Copy each line below in which the string "terlindas" occurs.
▬▬▬▬▬▬
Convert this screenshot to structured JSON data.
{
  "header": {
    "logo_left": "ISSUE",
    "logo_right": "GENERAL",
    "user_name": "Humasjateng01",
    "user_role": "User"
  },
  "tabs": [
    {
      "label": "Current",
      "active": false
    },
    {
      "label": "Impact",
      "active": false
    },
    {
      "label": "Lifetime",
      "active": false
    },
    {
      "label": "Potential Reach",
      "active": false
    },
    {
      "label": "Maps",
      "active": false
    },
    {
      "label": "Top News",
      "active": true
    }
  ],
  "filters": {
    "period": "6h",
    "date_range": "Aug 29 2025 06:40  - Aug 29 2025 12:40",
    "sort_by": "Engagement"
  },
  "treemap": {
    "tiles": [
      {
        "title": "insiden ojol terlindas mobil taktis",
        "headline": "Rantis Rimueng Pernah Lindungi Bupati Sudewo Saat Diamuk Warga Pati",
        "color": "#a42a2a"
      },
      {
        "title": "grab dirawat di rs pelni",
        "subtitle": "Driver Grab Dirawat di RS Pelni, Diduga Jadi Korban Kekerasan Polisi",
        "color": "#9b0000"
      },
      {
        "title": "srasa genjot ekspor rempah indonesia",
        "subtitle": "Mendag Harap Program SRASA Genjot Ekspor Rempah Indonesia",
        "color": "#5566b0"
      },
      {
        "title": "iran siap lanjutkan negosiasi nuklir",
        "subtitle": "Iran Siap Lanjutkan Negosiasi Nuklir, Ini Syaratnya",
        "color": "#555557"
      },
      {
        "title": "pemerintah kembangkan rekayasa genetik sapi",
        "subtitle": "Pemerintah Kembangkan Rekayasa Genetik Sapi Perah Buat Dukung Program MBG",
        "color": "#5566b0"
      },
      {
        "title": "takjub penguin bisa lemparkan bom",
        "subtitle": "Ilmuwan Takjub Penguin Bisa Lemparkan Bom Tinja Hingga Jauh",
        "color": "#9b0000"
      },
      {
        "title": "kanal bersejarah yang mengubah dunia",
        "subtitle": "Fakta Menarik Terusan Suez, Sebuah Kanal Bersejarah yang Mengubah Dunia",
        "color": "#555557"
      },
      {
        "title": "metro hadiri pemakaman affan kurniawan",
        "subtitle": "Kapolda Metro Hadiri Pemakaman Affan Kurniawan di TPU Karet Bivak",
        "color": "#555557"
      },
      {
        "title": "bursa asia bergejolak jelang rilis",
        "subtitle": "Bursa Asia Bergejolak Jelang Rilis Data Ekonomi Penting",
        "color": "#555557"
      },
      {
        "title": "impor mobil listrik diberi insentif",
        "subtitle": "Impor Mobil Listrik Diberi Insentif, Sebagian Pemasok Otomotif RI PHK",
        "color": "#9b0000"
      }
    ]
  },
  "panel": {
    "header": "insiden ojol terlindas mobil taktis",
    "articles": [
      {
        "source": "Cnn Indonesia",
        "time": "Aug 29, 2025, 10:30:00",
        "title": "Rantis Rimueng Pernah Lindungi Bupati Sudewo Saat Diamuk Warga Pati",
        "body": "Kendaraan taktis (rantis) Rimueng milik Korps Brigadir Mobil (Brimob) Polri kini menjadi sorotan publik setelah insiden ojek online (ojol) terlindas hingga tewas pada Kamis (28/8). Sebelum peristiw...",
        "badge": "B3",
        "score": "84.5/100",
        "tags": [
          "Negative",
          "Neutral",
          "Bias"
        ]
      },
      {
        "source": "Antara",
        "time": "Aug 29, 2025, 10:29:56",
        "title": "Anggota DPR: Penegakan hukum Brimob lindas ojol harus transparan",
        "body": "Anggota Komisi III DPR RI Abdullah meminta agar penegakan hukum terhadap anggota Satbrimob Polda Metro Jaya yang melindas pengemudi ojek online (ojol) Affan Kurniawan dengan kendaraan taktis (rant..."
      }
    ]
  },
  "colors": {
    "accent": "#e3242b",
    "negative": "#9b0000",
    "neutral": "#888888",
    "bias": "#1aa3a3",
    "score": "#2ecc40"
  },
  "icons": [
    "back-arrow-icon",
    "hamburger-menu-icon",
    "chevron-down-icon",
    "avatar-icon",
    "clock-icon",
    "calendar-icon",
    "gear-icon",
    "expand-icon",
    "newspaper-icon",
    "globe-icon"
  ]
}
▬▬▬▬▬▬
▸ **Written solution**
        "title": "insiden ojol terlindas mobil taktis",
    "header": "insiden ojol terlindas mobil taktis",
        "body": "Kendaraan taktis (rantis) Rimueng milik Korps Brigadir Mobil (Brimob) Polri kini menjadi sorotan publik setelah insiden ojek online (ojol) terlindas hingga tewas pada Kamis (28/8). Sebelum peristiw...",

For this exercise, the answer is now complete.